_What you are asked to do_: Return, from the data below, each line that contains the word "change".

═══ Exercise material ═══

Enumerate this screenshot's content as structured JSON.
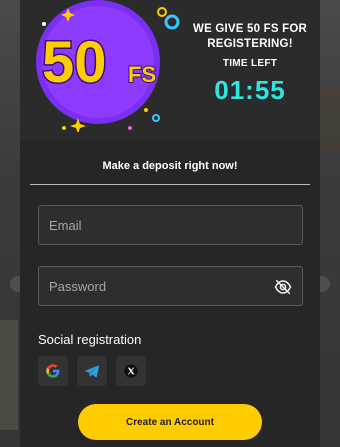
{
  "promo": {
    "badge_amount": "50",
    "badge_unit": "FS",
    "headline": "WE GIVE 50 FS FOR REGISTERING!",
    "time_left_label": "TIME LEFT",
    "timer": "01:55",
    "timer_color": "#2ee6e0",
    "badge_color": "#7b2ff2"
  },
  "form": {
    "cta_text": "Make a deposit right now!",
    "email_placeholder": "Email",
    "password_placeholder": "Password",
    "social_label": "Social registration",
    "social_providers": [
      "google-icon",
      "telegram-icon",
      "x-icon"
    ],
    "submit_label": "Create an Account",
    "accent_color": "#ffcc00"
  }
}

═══
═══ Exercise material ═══

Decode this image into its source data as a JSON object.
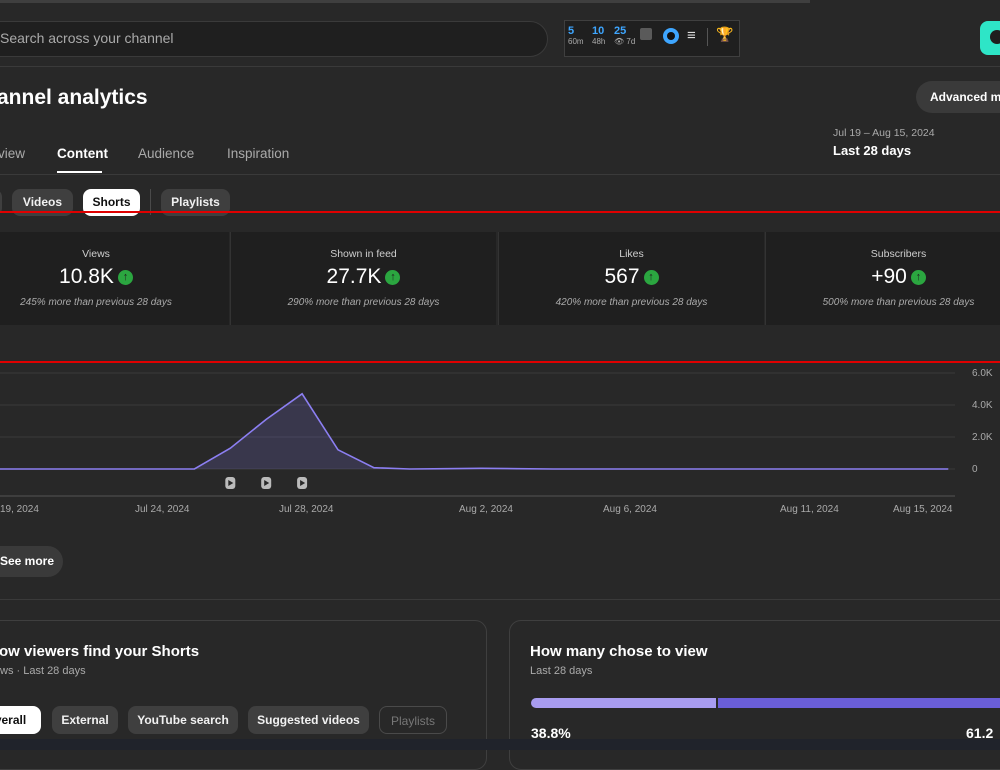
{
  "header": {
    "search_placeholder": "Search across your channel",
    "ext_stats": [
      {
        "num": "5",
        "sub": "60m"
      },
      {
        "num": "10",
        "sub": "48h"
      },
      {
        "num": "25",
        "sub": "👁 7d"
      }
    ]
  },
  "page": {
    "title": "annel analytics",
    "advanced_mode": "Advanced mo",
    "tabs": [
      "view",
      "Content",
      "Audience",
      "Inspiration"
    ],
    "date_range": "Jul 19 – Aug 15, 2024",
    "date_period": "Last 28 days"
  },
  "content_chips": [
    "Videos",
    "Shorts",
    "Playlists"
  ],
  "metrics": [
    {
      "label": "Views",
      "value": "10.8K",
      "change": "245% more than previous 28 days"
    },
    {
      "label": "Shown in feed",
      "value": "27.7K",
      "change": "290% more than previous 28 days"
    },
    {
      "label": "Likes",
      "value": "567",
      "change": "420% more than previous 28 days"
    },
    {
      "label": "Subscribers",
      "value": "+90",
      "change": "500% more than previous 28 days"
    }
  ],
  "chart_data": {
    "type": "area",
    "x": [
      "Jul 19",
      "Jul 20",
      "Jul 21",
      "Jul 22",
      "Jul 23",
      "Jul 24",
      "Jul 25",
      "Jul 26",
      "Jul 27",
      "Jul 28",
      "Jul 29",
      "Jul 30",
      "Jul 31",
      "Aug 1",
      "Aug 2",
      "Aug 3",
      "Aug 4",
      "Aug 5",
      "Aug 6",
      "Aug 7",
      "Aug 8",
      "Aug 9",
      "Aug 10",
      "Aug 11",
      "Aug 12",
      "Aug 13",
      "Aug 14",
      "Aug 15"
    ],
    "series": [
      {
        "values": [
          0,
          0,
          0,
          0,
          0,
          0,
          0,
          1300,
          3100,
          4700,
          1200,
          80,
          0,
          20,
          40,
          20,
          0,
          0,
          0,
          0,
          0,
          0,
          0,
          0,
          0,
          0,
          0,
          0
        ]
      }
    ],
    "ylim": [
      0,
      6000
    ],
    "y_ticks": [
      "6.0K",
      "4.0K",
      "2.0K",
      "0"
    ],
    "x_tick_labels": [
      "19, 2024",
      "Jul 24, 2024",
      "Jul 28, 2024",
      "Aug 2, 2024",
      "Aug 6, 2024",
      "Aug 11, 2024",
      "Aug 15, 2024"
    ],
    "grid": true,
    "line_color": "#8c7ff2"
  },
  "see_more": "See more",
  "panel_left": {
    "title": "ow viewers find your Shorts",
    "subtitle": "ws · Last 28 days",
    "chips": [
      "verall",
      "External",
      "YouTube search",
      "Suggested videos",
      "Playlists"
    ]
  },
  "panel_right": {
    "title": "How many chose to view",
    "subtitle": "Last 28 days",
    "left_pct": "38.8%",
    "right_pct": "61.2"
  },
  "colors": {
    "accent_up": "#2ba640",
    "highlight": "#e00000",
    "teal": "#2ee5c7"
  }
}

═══

_Exercise answer_:
      "change": "245% more than previous 28 days"
      "change": "290% more than previous 28 days"
      "change": "420% more than previous 28 days"
      "change": "500% more than previous 28 days"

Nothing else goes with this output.